§ **Problem to solve**
Answer with one number only, the count of lines in the material below that hold "CIRCLIP".

___ Dataset content

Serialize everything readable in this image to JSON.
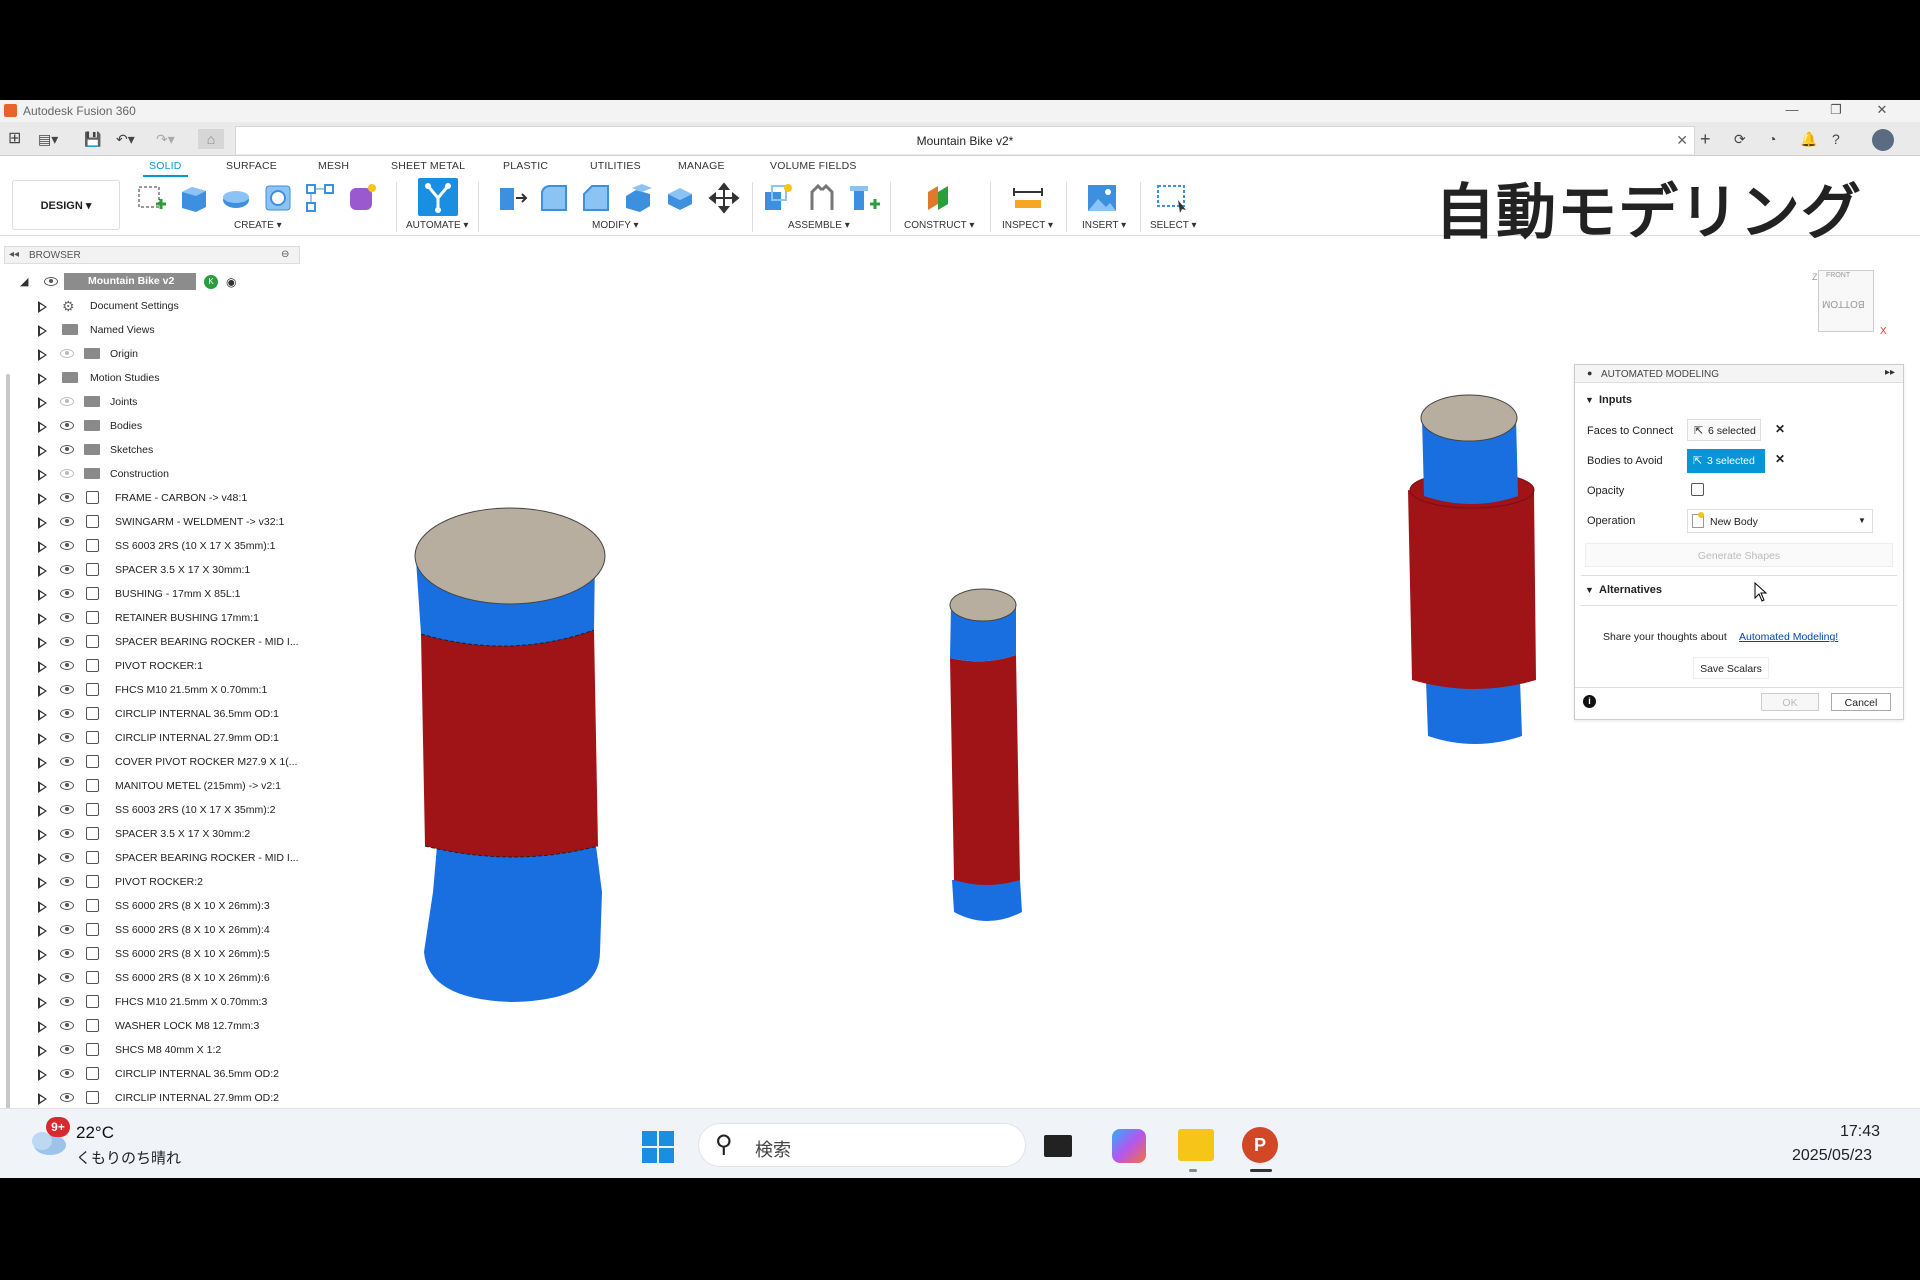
{
  "app_title": "Autodesk Fusion 360",
  "window_controls": {
    "min": "—",
    "max": "❐",
    "close": "✕"
  },
  "document_tab": {
    "title": "Mountain Bike v2*"
  },
  "ribbon": {
    "tabs": [
      "SOLID",
      "SURFACE",
      "MESH",
      "SHEET METAL",
      "PLASTIC",
      "UTILITIES",
      "MANAGE",
      "VOLUME FIELDS"
    ],
    "active_tab": "SOLID",
    "workspace": "DESIGN ▾",
    "groups": [
      "CREATE ▾",
      "AUTOMATE ▾",
      "MODIFY ▾",
      "ASSEMBLE ▾",
      "CONSTRUCT ▾",
      "INSPECT ▾",
      "INSERT ▾",
      "SELECT ▾"
    ]
  },
  "overlay_title": "自動モデリング",
  "browser": {
    "header": "BROWSER",
    "root": "Mountain Bike v2",
    "items": [
      {
        "label": "Document Settings",
        "icon": "gear"
      },
      {
        "label": "Named Views",
        "icon": "folder"
      },
      {
        "label": "Origin",
        "icon": "folder",
        "eye": "dim"
      },
      {
        "label": "Motion Studies",
        "icon": "folder"
      },
      {
        "label": "Joints",
        "icon": "folder",
        "eye": "dim"
      },
      {
        "label": "Bodies",
        "icon": "folder",
        "eye": "on"
      },
      {
        "label": "Sketches",
        "icon": "folder",
        "eye": "on"
      },
      {
        "label": "Construction",
        "icon": "folder",
        "eye": "dim"
      },
      {
        "label": "FRAME - CARBON -> v48:1",
        "icon": "comp",
        "eye": "on"
      },
      {
        "label": "SWINGARM - WELDMENT -> v32:1",
        "icon": "comp",
        "eye": "on"
      },
      {
        "label": "SS 6003 2RS (10 X 17 X 35mm):1",
        "icon": "comp",
        "eye": "on"
      },
      {
        "label": "SPACER 3.5 X 17 X 30mm:1",
        "icon": "comp",
        "eye": "on"
      },
      {
        "label": "BUSHING - 17mm X 85L:1",
        "icon": "comp",
        "eye": "on"
      },
      {
        "label": "RETAINER BUSHING 17mm:1",
        "icon": "comp",
        "eye": "on"
      },
      {
        "label": "SPACER BEARING ROCKER - MID I...",
        "icon": "comp",
        "eye": "on"
      },
      {
        "label": "PIVOT ROCKER:1",
        "icon": "comp",
        "eye": "on"
      },
      {
        "label": "FHCS M10 21.5mm X 0.70mm:1",
        "icon": "comp",
        "eye": "on"
      },
      {
        "label": "CIRCLIP INTERNAL 36.5mm OD:1",
        "icon": "comp",
        "eye": "on"
      },
      {
        "label": "CIRCLIP INTERNAL 27.9mm OD:1",
        "icon": "comp",
        "eye": "on"
      },
      {
        "label": "COVER PIVOT ROCKER M27.9 X 1(...",
        "icon": "comp",
        "eye": "on"
      },
      {
        "label": "MANITOU METEL (215mm) -> v2:1",
        "icon": "comp",
        "eye": "on"
      },
      {
        "label": "SS 6003 2RS (10 X 17 X 35mm):2",
        "icon": "comp",
        "eye": "on"
      },
      {
        "label": "SPACER 3.5 X 17 X 30mm:2",
        "icon": "comp",
        "eye": "on"
      },
      {
        "label": "SPACER BEARING ROCKER - MID I...",
        "icon": "comp",
        "eye": "on"
      },
      {
        "label": "PIVOT ROCKER:2",
        "icon": "comp",
        "eye": "on"
      },
      {
        "label": "SS 6000 2RS (8 X 10 X 26mm):3",
        "icon": "comp",
        "eye": "on"
      },
      {
        "label": "SS 6000 2RS (8 X 10 X 26mm):4",
        "icon": "comp",
        "eye": "on"
      },
      {
        "label": "SS 6000 2RS (8 X 10 X 26mm):5",
        "icon": "comp",
        "eye": "on"
      },
      {
        "label": "SS 6000 2RS (8 X 10 X 26mm):6",
        "icon": "comp",
        "eye": "on"
      },
      {
        "label": "FHCS M10 21.5mm X 0.70mm:3",
        "icon": "comp",
        "eye": "on"
      },
      {
        "label": "WASHER LOCK M8 12.7mm:3",
        "icon": "comp",
        "eye": "on"
      },
      {
        "label": "SHCS M8 40mm X 1:2",
        "icon": "comp",
        "eye": "on"
      },
      {
        "label": "CIRCLIP INTERNAL 36.5mm OD:2",
        "icon": "comp",
        "eye": "on"
      },
      {
        "label": "CIRCLIP INTERNAL 27.9mm OD:2",
        "icon": "comp",
        "eye": "on"
      }
    ]
  },
  "viewcube": {
    "top": "FRONT",
    "face": "BOTTOM",
    "axis_x": "X",
    "axis_z": "Z"
  },
  "panel": {
    "title": "AUTOMATED MODELING",
    "inputs_header": "Inputs",
    "faces_label": "Faces to Connect",
    "faces_value": "6 selected",
    "bodies_label": "Bodies to Avoid",
    "bodies_value": "3 selected",
    "opacity_label": "Opacity",
    "operation_label": "Operation",
    "operation_value": "New Body",
    "generate": "Generate Shapes",
    "alternatives_header": "Alternatives",
    "feedback_text": "Share your thoughts about",
    "feedback_link": "Automated Modeling!",
    "save_scalars": "Save Scalars",
    "ok": "OK",
    "cancel": "Cancel"
  },
  "colors": {
    "accent": "#0696d7",
    "cyl_blue": "#1a6fe0",
    "cyl_red": "#a01418",
    "cyl_top": "#b8ae9f"
  },
  "taskbar": {
    "temp": "22°C",
    "weather": "くもりのち晴れ",
    "badge": "9+",
    "search_placeholder": "検索",
    "time": "17:43",
    "date": "2025/05/23"
  }
}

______

§ **Result below**
4